# INSTRUCTIONS FOR THE TASK
Please say how many lines in the records contain the word "Inspection", giving only the number.

[Items from a dataset]
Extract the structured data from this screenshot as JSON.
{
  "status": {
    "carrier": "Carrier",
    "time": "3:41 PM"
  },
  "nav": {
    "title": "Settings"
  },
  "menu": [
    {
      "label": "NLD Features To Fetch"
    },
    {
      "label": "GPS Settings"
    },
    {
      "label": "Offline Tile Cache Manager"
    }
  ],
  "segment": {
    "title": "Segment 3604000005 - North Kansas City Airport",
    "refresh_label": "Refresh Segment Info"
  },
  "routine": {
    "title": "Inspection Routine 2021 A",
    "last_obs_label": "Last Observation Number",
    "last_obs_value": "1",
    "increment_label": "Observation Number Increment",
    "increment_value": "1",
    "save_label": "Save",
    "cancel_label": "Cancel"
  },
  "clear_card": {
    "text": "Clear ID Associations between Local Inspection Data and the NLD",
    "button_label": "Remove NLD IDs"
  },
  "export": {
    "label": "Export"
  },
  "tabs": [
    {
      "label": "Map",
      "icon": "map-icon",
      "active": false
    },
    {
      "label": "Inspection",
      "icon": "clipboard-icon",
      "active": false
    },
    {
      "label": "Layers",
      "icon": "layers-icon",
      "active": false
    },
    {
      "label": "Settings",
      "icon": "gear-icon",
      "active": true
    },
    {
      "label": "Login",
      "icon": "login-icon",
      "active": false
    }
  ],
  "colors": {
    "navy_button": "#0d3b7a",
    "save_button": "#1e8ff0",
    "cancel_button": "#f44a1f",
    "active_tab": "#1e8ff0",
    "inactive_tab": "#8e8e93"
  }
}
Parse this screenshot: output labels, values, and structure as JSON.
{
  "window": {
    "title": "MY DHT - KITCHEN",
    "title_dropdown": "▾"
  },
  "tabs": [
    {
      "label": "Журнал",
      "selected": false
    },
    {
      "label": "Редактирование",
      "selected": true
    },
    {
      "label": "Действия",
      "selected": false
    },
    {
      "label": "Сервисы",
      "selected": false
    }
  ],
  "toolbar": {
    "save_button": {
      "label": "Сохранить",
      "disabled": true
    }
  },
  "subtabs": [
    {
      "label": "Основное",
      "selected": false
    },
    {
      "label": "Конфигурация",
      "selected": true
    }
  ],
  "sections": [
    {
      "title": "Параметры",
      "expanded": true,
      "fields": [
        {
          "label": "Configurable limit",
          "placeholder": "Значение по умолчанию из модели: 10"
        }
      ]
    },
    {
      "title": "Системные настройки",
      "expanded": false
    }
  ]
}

# RESPONSE
3